What is expected: Restate word for word the lines that run from the one containing "What data populates" to the last line of the data, both ends included.

[Records for this task]

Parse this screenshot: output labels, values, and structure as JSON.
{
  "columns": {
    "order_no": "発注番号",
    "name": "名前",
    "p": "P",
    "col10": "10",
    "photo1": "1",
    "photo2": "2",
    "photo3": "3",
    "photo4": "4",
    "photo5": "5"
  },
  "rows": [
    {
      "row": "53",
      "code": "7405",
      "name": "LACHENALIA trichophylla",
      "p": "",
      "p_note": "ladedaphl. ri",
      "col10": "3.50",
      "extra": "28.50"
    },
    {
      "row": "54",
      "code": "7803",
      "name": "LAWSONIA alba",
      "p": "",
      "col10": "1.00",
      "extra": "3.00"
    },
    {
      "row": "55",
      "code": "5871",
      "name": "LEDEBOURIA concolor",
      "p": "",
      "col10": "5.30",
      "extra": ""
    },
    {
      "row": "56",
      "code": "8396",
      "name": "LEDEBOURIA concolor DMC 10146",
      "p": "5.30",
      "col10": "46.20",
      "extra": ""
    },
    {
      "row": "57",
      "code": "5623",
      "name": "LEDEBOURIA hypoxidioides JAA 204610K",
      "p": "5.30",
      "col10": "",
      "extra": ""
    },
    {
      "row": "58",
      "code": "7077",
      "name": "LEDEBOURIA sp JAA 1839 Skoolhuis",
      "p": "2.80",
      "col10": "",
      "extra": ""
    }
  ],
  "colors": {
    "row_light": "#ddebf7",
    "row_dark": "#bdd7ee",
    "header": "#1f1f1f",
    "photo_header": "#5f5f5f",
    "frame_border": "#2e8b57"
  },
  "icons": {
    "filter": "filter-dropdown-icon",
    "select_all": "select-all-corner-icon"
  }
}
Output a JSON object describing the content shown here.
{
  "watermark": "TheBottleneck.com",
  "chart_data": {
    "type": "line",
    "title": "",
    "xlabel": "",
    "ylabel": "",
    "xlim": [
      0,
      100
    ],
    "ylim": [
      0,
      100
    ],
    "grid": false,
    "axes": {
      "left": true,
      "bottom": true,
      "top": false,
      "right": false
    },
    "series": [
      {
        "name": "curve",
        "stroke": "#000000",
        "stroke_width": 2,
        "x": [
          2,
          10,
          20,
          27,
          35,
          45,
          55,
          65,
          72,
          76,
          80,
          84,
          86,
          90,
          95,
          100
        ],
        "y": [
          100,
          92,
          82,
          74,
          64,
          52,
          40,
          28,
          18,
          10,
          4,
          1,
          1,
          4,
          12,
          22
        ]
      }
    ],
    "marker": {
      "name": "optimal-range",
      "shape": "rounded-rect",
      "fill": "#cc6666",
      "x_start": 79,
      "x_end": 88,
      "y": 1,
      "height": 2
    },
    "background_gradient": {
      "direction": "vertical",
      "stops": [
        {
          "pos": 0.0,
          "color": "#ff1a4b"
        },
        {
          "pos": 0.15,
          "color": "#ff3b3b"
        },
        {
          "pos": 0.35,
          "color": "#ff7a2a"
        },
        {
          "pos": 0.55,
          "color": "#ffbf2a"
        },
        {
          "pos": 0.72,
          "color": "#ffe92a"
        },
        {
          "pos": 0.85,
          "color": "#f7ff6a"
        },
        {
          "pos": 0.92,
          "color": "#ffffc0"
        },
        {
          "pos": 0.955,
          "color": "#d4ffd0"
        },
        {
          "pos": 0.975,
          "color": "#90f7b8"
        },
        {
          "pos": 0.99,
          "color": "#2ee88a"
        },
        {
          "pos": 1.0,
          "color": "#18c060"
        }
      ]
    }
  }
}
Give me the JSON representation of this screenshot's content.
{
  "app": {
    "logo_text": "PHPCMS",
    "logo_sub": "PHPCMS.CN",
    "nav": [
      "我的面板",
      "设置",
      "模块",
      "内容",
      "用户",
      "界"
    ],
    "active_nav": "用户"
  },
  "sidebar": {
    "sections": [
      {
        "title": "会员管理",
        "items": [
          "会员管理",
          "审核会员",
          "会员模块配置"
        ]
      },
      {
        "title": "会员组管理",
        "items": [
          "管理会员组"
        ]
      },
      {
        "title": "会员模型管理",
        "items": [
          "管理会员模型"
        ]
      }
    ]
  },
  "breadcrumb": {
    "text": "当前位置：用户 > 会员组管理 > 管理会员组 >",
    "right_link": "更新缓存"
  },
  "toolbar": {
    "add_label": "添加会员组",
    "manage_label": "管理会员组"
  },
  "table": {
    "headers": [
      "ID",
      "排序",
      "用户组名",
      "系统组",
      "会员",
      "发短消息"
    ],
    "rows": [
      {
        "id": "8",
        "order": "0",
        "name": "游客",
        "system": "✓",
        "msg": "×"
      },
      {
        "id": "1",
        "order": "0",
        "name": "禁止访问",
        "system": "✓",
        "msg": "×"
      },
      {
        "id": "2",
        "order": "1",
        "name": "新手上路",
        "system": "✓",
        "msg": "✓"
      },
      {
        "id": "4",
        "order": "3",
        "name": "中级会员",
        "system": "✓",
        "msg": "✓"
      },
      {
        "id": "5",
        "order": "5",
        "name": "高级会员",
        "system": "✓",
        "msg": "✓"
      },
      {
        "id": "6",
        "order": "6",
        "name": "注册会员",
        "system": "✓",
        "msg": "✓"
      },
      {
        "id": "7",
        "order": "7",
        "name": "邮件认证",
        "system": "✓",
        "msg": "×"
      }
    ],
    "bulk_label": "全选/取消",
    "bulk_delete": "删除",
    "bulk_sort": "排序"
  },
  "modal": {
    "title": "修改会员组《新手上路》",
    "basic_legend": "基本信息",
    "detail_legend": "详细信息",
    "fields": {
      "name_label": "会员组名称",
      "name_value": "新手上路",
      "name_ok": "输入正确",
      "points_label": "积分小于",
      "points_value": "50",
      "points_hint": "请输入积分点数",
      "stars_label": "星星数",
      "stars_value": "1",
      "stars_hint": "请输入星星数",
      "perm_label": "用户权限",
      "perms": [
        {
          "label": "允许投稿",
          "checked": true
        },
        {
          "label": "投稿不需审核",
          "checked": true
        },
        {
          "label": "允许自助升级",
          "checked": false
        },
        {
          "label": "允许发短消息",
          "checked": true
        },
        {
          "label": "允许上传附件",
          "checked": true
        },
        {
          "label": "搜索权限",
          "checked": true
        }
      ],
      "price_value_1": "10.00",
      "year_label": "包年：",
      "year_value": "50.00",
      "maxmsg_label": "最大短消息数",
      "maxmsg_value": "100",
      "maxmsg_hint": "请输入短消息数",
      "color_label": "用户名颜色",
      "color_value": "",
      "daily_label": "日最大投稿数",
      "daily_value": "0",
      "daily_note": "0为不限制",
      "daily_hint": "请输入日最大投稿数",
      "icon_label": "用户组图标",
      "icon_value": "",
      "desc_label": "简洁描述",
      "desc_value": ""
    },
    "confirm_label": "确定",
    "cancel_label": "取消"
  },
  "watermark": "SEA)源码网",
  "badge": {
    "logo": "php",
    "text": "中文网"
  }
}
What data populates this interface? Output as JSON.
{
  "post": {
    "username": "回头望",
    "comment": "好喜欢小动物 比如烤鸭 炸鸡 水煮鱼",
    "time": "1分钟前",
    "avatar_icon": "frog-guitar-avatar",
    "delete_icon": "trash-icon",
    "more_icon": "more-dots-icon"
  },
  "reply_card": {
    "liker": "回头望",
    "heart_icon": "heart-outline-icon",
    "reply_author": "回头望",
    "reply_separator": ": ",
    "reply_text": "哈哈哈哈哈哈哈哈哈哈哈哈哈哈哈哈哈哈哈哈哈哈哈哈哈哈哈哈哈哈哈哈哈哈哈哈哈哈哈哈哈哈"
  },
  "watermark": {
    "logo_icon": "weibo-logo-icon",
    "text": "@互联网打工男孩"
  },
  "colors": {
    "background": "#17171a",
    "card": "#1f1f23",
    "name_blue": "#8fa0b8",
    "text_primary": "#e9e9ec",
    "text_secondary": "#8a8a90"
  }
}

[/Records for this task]

Task result:
What data populates this interface? Output as JSON.
{
  "post": {
    "username": "回头望",
    "comment": "好喜欢小动物 比如烤鸭 炸鸡 水煮鱼",
    "time": "1分钟前",
    "avatar_icon": "frog-guitar-avatar",
    "delete_icon": "trash-icon",
    "more_icon": "more-dots-icon"
  },
  "reply_card": {
    "liker": "回头望",
    "heart_icon": "heart-outline-icon",
    "reply_author": "回头望",
    "reply_separator": ": ",
    "reply_text": "哈哈哈哈哈哈哈哈哈哈哈哈哈哈哈哈哈哈哈哈哈哈哈哈哈哈哈哈哈哈哈哈哈哈哈哈哈哈哈哈哈哈"
  },
  "watermark": {
    "logo_icon": "weibo-logo-icon",
    "text": "@互联网打工男孩"
  },
  "colors": {
    "background": "#17171a",
    "card": "#1f1f23",
    "name_blue": "#8fa0b8",
    "text_primary": "#e9e9ec",
    "text_secondary": "#8a8a90"
  }
}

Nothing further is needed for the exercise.